-- REQUIREMENT --
The entries shown below should be output exactly as they appear.

[EXCERPTED DATA]

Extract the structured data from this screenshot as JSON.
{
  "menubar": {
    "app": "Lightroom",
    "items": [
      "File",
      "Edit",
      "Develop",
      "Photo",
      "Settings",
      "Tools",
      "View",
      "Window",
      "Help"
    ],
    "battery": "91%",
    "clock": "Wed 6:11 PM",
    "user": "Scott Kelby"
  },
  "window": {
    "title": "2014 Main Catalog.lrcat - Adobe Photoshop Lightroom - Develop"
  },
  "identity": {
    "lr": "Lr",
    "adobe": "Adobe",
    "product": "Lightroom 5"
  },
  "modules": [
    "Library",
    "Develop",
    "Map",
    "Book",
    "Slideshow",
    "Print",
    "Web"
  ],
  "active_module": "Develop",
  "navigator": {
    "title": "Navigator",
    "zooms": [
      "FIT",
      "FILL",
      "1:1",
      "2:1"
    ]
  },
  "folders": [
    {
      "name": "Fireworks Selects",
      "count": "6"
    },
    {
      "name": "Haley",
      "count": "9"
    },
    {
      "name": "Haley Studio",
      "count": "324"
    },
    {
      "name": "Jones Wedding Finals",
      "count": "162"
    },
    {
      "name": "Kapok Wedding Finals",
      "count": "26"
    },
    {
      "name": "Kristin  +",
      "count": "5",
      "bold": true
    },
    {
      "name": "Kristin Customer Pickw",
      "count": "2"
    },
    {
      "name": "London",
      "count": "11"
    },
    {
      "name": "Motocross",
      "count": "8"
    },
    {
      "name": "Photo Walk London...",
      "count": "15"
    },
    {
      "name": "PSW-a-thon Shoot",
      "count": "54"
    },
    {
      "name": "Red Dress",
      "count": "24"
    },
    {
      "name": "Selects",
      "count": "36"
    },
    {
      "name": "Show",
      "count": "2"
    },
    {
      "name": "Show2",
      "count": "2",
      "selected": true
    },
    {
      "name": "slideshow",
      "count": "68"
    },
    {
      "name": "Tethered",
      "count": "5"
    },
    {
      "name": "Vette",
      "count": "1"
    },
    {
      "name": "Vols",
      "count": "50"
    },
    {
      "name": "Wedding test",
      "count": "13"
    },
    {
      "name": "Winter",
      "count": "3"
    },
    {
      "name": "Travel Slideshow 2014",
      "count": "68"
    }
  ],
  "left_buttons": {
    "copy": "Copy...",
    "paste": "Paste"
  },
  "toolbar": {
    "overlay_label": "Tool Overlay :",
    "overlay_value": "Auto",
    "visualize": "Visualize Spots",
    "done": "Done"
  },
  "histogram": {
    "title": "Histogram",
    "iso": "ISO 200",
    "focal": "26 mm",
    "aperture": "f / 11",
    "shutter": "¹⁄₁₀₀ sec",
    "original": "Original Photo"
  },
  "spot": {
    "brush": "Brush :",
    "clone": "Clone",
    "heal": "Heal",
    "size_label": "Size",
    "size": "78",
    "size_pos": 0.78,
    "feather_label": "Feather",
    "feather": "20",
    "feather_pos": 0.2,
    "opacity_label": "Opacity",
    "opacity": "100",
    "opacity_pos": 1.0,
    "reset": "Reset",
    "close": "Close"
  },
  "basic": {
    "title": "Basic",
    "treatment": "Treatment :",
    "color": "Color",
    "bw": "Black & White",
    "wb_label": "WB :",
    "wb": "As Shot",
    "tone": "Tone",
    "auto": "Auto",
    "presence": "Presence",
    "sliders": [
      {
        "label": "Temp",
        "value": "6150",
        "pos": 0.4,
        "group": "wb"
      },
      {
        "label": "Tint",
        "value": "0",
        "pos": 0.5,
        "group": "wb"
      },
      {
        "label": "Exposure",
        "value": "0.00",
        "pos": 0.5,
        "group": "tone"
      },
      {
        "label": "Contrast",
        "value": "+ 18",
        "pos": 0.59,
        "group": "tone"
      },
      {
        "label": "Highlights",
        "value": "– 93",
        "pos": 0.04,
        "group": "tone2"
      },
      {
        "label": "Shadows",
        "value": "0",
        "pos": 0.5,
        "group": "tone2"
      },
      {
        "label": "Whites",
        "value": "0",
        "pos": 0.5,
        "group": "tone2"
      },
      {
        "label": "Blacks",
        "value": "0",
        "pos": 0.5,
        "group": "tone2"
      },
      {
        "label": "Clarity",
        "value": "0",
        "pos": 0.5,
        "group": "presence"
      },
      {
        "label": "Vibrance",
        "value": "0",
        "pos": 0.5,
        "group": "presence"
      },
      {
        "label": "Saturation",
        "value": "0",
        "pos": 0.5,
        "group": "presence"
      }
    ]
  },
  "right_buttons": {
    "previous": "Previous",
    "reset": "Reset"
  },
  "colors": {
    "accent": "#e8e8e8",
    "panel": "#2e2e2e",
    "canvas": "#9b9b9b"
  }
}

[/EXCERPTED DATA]

-- ANSWER SPACE --
Extract the structured data from this screenshot as JSON.
{
  "menubar": {
    "app": "Lightroom",
    "items": [
      "File",
      "Edit",
      "Develop",
      "Photo",
      "Settings",
      "Tools",
      "View",
      "Window",
      "Help"
    ],
    "battery": "91%",
    "clock": "Wed 6:11 PM",
    "user": "Scott Kelby"
  },
  "window": {
    "title": "2014 Main Catalog.lrcat - Adobe Photoshop Lightroom - Develop"
  },
  "identity": {
    "lr": "Lr",
    "adobe": "Adobe",
    "product": "Lightroom 5"
  },
  "modules": [
    "Library",
    "Develop",
    "Map",
    "Book",
    "Slideshow",
    "Print",
    "Web"
  ],
  "active_module": "Develop",
  "navigator": {
    "title": "Navigator",
    "zooms": [
      "FIT",
      "FILL",
      "1:1",
      "2:1"
    ]
  },
  "folders": [
    {
      "name": "Fireworks Selects",
      "count": "6"
    },
    {
      "name": "Haley",
      "count": "9"
    },
    {
      "name": "Haley Studio",
      "count": "324"
    },
    {
      "name": "Jones Wedding Finals",
      "count": "162"
    },
    {
      "name": "Kapok Wedding Finals",
      "count": "26"
    },
    {
      "name": "Kristin  +",
      "count": "5",
      "bold": true
    },
    {
      "name": "Kristin Customer Pickw",
      "count": "2"
    },
    {
      "name": "London",
      "count": "11"
    },
    {
      "name": "Motocross",
      "count": "8"
    },
    {
      "name": "Photo Walk London...",
      "count": "15"
    },
    {
      "name": "PSW-a-thon Shoot",
      "count": "54"
    },
    {
      "name": "Red Dress",
      "count": "24"
    },
    {
      "name": "Selects",
      "count": "36"
    },
    {
      "name": "Show",
      "count": "2"
    },
    {
      "name": "Show2",
      "count": "2",
      "selected": true
    },
    {
      "name": "slideshow",
      "count": "68"
    },
    {
      "name": "Tethered",
      "count": "5"
    },
    {
      "name": "Vette",
      "count": "1"
    },
    {
      "name": "Vols",
      "count": "50"
    },
    {
      "name": "Wedding test",
      "count": "13"
    },
    {
      "name": "Winter",
      "count": "3"
    },
    {
      "name": "Travel Slideshow 2014",
      "count": "68"
    }
  ],
  "left_buttons": {
    "copy": "Copy...",
    "paste": "Paste"
  },
  "toolbar": {
    "overlay_label": "Tool Overlay :",
    "overlay_value": "Auto",
    "visualize": "Visualize Spots",
    "done": "Done"
  },
  "histogram": {
    "title": "Histogram",
    "iso": "ISO 200",
    "focal": "26 mm",
    "aperture": "f / 11",
    "shutter": "¹⁄₁₀₀ sec",
    "original": "Original Photo"
  },
  "spot": {
    "brush": "Brush :",
    "clone": "Clone",
    "heal": "Heal",
    "size_label": "Size",
    "size": "78",
    "size_pos": 0.78,
    "feather_label": "Feather",
    "feather": "20",
    "feather_pos": 0.2,
    "opacity_label": "Opacity",
    "opacity": "100",
    "opacity_pos": 1.0,
    "reset": "Reset",
    "close": "Close"
  },
  "basic": {
    "title": "Basic",
    "treatment": "Treatment :",
    "color": "Color",
    "bw": "Black & White",
    "wb_label": "WB :",
    "wb": "As Shot",
    "tone": "Tone",
    "auto": "Auto",
    "presence": "Presence",
    "sliders": [
      {
        "label": "Temp",
        "value": "6150",
        "pos": 0.4,
        "group": "wb"
      },
      {
        "label": "Tint",
        "value": "0",
        "pos": 0.5,
        "group": "wb"
      },
      {
        "label": "Exposure",
        "value": "0.00",
        "pos": 0.5,
        "group": "tone"
      },
      {
        "label": "Contrast",
        "value": "+ 18",
        "pos": 0.59,
        "group": "tone"
      },
      {
        "label": "Highlights",
        "value": "– 93",
        "pos": 0.04,
        "group": "tone2"
      },
      {
        "label": "Shadows",
        "value": "0",
        "pos": 0.5,
        "group": "tone2"
      },
      {
        "label": "Whites",
        "value": "0",
        "pos": 0.5,
        "group": "tone2"
      },
      {
        "label": "Blacks",
        "value": "0",
        "pos": 0.5,
        "group": "tone2"
      },
      {
        "label": "Clarity",
        "value": "0",
        "pos": 0.5,
        "group": "presence"
      },
      {
        "label": "Vibrance",
        "value": "0",
        "pos": 0.5,
        "group": "presence"
      },
      {
        "label": "Saturation",
        "value": "0",
        "pos": 0.5,
        "group": "presence"
      }
    ]
  },
  "right_buttons": {
    "previous": "Previous",
    "reset": "Reset"
  },
  "colors": {
    "accent": "#e8e8e8",
    "panel": "#2e2e2e",
    "canvas": "#9b9b9b"
  }
}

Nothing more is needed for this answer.